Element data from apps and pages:
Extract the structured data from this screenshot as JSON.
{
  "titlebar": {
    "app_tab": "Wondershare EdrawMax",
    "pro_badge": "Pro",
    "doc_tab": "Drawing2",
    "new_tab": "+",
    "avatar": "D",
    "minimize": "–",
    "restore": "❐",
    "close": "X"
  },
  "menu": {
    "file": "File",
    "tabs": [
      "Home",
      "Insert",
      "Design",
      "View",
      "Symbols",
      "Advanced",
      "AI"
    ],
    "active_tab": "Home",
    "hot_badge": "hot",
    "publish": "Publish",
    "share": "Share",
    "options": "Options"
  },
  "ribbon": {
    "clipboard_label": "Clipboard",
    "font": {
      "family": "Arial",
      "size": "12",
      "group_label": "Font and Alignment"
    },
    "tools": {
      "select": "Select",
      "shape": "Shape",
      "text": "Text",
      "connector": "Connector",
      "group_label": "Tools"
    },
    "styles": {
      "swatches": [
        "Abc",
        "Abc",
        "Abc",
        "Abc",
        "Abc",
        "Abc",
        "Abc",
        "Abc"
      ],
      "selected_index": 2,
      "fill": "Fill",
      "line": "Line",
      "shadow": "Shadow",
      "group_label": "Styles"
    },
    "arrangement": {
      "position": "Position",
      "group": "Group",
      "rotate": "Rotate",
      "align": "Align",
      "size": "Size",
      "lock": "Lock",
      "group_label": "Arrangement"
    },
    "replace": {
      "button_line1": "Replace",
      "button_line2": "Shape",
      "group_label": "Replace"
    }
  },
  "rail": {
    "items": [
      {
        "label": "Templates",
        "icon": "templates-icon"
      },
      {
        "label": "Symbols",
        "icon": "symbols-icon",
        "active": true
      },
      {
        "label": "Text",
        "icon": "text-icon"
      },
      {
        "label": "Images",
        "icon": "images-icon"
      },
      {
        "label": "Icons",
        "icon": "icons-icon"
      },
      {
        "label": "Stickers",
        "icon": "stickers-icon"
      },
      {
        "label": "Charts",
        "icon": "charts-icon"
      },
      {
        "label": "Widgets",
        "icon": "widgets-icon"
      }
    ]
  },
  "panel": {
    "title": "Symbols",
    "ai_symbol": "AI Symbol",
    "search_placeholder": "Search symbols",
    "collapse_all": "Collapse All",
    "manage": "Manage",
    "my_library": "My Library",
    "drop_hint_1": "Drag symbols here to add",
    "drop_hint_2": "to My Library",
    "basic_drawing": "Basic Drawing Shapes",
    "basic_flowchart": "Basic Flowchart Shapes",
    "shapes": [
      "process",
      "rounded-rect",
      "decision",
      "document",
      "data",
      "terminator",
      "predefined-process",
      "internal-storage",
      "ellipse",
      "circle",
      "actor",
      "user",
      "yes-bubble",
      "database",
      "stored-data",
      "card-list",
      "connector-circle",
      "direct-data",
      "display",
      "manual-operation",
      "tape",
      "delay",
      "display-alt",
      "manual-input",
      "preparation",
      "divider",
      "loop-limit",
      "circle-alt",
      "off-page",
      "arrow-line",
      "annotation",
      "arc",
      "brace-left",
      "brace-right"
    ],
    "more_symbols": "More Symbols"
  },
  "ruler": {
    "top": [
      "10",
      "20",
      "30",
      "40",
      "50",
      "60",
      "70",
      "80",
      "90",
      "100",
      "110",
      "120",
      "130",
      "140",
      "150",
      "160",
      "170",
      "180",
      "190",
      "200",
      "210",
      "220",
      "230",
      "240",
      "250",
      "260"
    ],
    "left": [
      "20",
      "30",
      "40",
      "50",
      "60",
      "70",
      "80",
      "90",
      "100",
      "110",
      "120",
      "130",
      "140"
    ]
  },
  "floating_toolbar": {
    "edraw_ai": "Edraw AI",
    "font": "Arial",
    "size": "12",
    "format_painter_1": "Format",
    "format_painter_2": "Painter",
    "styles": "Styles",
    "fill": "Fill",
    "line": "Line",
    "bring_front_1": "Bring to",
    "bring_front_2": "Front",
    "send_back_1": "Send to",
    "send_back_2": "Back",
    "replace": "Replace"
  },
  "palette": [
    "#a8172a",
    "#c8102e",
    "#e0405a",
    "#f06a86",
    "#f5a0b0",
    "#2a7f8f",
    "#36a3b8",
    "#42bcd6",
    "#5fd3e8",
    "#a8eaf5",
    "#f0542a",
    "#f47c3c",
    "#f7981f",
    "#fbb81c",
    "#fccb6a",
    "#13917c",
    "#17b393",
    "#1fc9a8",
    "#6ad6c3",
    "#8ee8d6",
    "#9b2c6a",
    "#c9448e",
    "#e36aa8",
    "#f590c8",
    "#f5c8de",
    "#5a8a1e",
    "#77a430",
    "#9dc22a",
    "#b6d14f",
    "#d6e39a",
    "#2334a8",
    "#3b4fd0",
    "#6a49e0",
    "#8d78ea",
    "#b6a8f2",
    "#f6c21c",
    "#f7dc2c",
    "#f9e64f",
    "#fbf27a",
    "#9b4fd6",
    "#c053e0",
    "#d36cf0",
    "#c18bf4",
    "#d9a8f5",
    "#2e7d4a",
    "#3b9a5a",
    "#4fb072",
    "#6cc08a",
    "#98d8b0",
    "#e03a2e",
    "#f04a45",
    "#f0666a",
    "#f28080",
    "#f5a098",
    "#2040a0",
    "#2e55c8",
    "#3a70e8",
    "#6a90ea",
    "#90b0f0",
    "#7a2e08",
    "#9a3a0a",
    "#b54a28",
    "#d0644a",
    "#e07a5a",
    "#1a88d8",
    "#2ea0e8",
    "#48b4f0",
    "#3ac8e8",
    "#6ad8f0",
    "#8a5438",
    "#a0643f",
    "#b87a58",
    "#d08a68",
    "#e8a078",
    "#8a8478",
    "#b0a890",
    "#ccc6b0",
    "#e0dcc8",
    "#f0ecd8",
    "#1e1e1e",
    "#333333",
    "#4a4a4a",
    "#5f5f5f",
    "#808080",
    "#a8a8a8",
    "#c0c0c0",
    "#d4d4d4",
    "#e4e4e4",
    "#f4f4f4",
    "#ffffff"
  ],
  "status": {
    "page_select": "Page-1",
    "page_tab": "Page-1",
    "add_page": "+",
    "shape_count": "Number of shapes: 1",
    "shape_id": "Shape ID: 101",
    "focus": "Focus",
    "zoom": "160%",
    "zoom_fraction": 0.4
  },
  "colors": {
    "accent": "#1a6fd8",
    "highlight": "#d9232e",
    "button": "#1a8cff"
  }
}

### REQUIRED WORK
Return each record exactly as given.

### SOLVED EXERCISE
Extract the structured data from this screenshot as JSON.
{
  "titlebar": {
    "app_tab": "Wondershare EdrawMax",
    "pro_badge": "Pro",
    "doc_tab": "Drawing2",
    "new_tab": "+",
    "avatar": "D",
    "minimize": "–",
    "restore": "❐",
    "close": "X"
  },
  "menu": {
    "file": "File",
    "tabs": [
      "Home",
      "Insert",
      "Design",
      "View",
      "Symbols",
      "Advanced",
      "AI"
    ],
    "active_tab": "Home",
    "hot_badge": "hot",
    "publish": "Publish",
    "share": "Share",
    "options": "Options"
  },
  "ribbon": {
    "clipboard_label": "Clipboard",
    "font": {
      "family": "Arial",
      "size": "12",
      "group_label": "Font and Alignment"
    },
    "tools": {
      "select": "Select",
      "shape": "Shape",
      "text": "Text",
      "connector": "Connector",
      "group_label": "Tools"
    },
    "styles": {
      "swatches": [
        "Abc",
        "Abc",
        "Abc",
        "Abc",
        "Abc",
        "Abc",
        "Abc",
        "Abc"
      ],
      "selected_index": 2,
      "fill": "Fill",
      "line": "Line",
      "shadow": "Shadow",
      "group_label": "Styles"
    },
    "arrangement": {
      "position": "Position",
      "group": "Group",
      "rotate": "Rotate",
      "align": "Align",
      "size": "Size",
      "lock": "Lock",
      "group_label": "Arrangement"
    },
    "replace": {
      "button_line1": "Replace",
      "button_line2": "Shape",
      "group_label": "Replace"
    }
  },
  "rail": {
    "items": [
      {
        "label": "Templates",
        "icon": "templates-icon"
      },
      {
        "label": "Symbols",
        "icon": "symbols-icon",
        "active": true
      },
      {
        "label": "Text",
        "icon": "text-icon"
      },
      {
        "label": "Images",
        "icon": "images-icon"
      },
      {
        "label": "Icons",
        "icon": "icons-icon"
      },
      {
        "label": "Stickers",
        "icon": "stickers-icon"
      },
      {
        "label": "Charts",
        "icon": "charts-icon"
      },
      {
        "label": "Widgets",
        "icon": "widgets-icon"
      }
    ]
  },
  "panel": {
    "title": "Symbols",
    "ai_symbol": "AI Symbol",
    "search_placeholder": "Search symbols",
    "collapse_all": "Collapse All",
    "manage": "Manage",
    "my_library": "My Library",
    "drop_hint_1": "Drag symbols here to add",
    "drop_hint_2": "to My Library",
    "basic_drawing": "Basic Drawing Shapes",
    "basic_flowchart": "Basic Flowchart Shapes",
    "shapes": [
      "process",
      "rounded-rect",
      "decision",
      "document",
      "data",
      "terminator",
      "predefined-process",
      "internal-storage",
      "ellipse",
      "circle",
      "actor",
      "user",
      "yes-bubble",
      "database",
      "stored-data",
      "card-list",
      "connector-circle",
      "direct-data",
      "display",
      "manual-operation",
      "tape",
      "delay",
      "display-alt",
      "manual-input",
      "preparation",
      "divider",
      "loop-limit",
      "circle-alt",
      "off-page",
      "arrow-line",
      "annotation",
      "arc",
      "brace-left",
      "brace-right"
    ],
    "more_symbols": "More Symbols"
  },
  "ruler": {
    "top": [
      "10",
      "20",
      "30",
      "40",
      "50",
      "60",
      "70",
      "80",
      "90",
      "100",
      "110",
      "120",
      "130",
      "140",
      "150",
      "160",
      "170",
      "180",
      "190",
      "200",
      "210",
      "220",
      "230",
      "240",
      "250",
      "260"
    ],
    "left": [
      "20",
      "30",
      "40",
      "50",
      "60",
      "70",
      "80",
      "90",
      "100",
      "110",
      "120",
      "130",
      "140"
    ]
  },
  "floating_toolbar": {
    "edraw_ai": "Edraw AI",
    "font": "Arial",
    "size": "12",
    "format_painter_1": "Format",
    "format_painter_2": "Painter",
    "styles": "Styles",
    "fill": "Fill",
    "line": "Line",
    "bring_front_1": "Bring to",
    "bring_front_2": "Front",
    "send_back_1": "Send to",
    "send_back_2": "Back",
    "replace": "Replace"
  },
  "palette": [
    "#a8172a",
    "#c8102e",
    "#e0405a",
    "#f06a86",
    "#f5a0b0",
    "#2a7f8f",
    "#36a3b8",
    "#42bcd6",
    "#5fd3e8",
    "#a8eaf5",
    "#f0542a",
    "#f47c3c",
    "#f7981f",
    "#fbb81c",
    "#fccb6a",
    "#13917c",
    "#17b393",
    "#1fc9a8",
    "#6ad6c3",
    "#8ee8d6",
    "#9b2c6a",
    "#c9448e",
    "#e36aa8",
    "#f590c8",
    "#f5c8de",
    "#5a8a1e",
    "#77a430",
    "#9dc22a",
    "#b6d14f",
    "#d6e39a",
    "#2334a8",
    "#3b4fd0",
    "#6a49e0",
    "#8d78ea",
    "#b6a8f2",
    "#f6c21c",
    "#f7dc2c",
    "#f9e64f",
    "#fbf27a",
    "#9b4fd6",
    "#c053e0",
    "#d36cf0",
    "#c18bf4",
    "#d9a8f5",
    "#2e7d4a",
    "#3b9a5a",
    "#4fb072",
    "#6cc08a",
    "#98d8b0",
    "#e03a2e",
    "#f04a45",
    "#f0666a",
    "#f28080",
    "#f5a098",
    "#2040a0",
    "#2e55c8",
    "#3a70e8",
    "#6a90ea",
    "#90b0f0",
    "#7a2e08",
    "#9a3a0a",
    "#b54a28",
    "#d0644a",
    "#e07a5a",
    "#1a88d8",
    "#2ea0e8",
    "#48b4f0",
    "#3ac8e8",
    "#6ad8f0",
    "#8a5438",
    "#a0643f",
    "#b87a58",
    "#d08a68",
    "#e8a078",
    "#8a8478",
    "#b0a890",
    "#ccc6b0",
    "#e0dcc8",
    "#f0ecd8",
    "#1e1e1e",
    "#333333",
    "#4a4a4a",
    "#5f5f5f",
    "#808080",
    "#a8a8a8",
    "#c0c0c0",
    "#d4d4d4",
    "#e4e4e4",
    "#f4f4f4",
    "#ffffff"
  ],
  "status": {
    "page_select": "Page-1",
    "page_tab": "Page-1",
    "add_page": "+",
    "shape_count": "Number of shapes: 1",
    "shape_id": "Shape ID: 101",
    "focus": "Focus",
    "zoom": "160%",
    "zoom_fraction": 0.4
  },
  "colors": {
    "accent": "#1a6fd8",
    "highlight": "#d9232e",
    "button": "#1a8cff"
  }
}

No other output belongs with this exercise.